(RECORDED INFORMATION Opens)

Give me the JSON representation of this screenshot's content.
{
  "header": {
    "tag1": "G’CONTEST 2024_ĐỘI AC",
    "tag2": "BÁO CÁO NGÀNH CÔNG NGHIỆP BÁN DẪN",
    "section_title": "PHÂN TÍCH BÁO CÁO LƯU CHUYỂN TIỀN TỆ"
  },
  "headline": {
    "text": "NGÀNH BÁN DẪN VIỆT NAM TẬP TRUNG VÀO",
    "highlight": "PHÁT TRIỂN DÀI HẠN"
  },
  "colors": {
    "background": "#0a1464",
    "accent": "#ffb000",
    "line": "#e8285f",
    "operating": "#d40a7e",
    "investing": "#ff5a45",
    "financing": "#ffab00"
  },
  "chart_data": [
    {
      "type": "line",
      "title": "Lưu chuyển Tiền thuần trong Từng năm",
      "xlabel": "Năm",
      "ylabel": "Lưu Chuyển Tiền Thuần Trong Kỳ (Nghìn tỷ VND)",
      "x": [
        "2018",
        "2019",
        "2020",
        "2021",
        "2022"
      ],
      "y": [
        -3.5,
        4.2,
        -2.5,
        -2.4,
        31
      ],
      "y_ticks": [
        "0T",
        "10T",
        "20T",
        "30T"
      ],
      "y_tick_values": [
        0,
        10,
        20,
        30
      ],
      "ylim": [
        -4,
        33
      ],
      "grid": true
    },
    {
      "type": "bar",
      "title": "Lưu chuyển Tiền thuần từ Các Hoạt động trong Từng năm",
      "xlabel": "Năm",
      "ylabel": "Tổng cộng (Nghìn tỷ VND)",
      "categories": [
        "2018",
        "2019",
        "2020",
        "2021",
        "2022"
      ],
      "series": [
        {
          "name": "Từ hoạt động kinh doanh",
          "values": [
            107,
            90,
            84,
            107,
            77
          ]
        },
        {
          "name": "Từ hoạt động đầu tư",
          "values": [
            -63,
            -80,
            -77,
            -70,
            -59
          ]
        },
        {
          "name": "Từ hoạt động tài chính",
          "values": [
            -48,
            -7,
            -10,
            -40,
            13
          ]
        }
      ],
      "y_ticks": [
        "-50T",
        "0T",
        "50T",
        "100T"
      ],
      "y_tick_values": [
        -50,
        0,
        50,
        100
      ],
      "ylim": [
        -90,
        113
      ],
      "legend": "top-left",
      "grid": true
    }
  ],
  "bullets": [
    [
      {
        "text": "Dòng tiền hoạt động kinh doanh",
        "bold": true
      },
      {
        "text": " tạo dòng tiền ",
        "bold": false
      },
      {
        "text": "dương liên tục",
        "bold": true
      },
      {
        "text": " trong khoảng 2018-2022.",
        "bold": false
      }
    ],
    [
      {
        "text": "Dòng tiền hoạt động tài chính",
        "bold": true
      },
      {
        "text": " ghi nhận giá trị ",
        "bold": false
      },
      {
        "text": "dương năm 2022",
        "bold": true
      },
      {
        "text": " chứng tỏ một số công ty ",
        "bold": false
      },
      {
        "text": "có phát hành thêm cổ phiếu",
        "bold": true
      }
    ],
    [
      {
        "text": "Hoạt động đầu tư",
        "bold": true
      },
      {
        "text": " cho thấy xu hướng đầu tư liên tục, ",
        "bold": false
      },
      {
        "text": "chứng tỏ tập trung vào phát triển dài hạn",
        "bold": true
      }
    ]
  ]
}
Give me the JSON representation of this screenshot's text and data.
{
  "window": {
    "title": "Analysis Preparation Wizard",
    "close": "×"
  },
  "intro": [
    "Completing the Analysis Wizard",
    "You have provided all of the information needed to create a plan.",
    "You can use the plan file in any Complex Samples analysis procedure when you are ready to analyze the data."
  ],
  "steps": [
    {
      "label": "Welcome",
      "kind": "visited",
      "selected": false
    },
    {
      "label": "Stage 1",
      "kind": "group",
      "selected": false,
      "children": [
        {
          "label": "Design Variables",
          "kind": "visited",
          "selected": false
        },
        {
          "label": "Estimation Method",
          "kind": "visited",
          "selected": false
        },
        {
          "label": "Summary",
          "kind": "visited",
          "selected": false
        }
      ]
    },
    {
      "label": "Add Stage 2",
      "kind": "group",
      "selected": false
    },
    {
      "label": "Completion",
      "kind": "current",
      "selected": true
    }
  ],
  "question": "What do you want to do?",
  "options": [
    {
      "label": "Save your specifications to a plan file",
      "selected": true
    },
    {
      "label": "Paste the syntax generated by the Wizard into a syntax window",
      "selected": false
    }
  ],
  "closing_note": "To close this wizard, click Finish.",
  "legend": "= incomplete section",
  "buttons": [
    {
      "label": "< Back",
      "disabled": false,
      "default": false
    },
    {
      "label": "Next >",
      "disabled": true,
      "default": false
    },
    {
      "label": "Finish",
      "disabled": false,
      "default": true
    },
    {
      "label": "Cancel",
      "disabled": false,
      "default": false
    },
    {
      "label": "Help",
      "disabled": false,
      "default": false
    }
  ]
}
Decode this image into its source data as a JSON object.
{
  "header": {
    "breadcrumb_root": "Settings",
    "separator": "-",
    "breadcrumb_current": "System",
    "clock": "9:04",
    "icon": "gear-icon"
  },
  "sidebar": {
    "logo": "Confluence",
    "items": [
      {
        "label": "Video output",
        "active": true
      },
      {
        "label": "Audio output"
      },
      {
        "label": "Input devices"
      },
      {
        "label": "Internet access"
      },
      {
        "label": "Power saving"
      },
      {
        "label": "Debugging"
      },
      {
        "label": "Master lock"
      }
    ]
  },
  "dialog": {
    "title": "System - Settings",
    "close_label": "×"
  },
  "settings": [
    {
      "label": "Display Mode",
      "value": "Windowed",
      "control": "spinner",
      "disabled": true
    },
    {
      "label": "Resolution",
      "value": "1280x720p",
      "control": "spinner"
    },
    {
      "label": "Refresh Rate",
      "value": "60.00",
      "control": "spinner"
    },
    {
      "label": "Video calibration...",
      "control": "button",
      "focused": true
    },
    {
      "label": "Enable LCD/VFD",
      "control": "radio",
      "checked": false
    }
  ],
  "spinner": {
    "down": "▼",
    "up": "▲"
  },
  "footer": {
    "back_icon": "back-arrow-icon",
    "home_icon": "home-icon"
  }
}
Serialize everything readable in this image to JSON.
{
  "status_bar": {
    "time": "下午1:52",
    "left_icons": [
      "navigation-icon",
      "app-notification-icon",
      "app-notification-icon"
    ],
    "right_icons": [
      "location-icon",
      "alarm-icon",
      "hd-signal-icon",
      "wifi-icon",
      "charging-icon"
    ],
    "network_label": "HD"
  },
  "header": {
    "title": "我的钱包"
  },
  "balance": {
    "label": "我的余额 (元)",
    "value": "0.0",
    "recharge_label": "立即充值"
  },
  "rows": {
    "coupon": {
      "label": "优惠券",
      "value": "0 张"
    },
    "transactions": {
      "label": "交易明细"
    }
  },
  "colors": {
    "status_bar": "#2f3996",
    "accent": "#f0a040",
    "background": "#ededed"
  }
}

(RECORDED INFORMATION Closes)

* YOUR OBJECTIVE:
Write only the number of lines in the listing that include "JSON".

* SOLVED EXERCISE:
4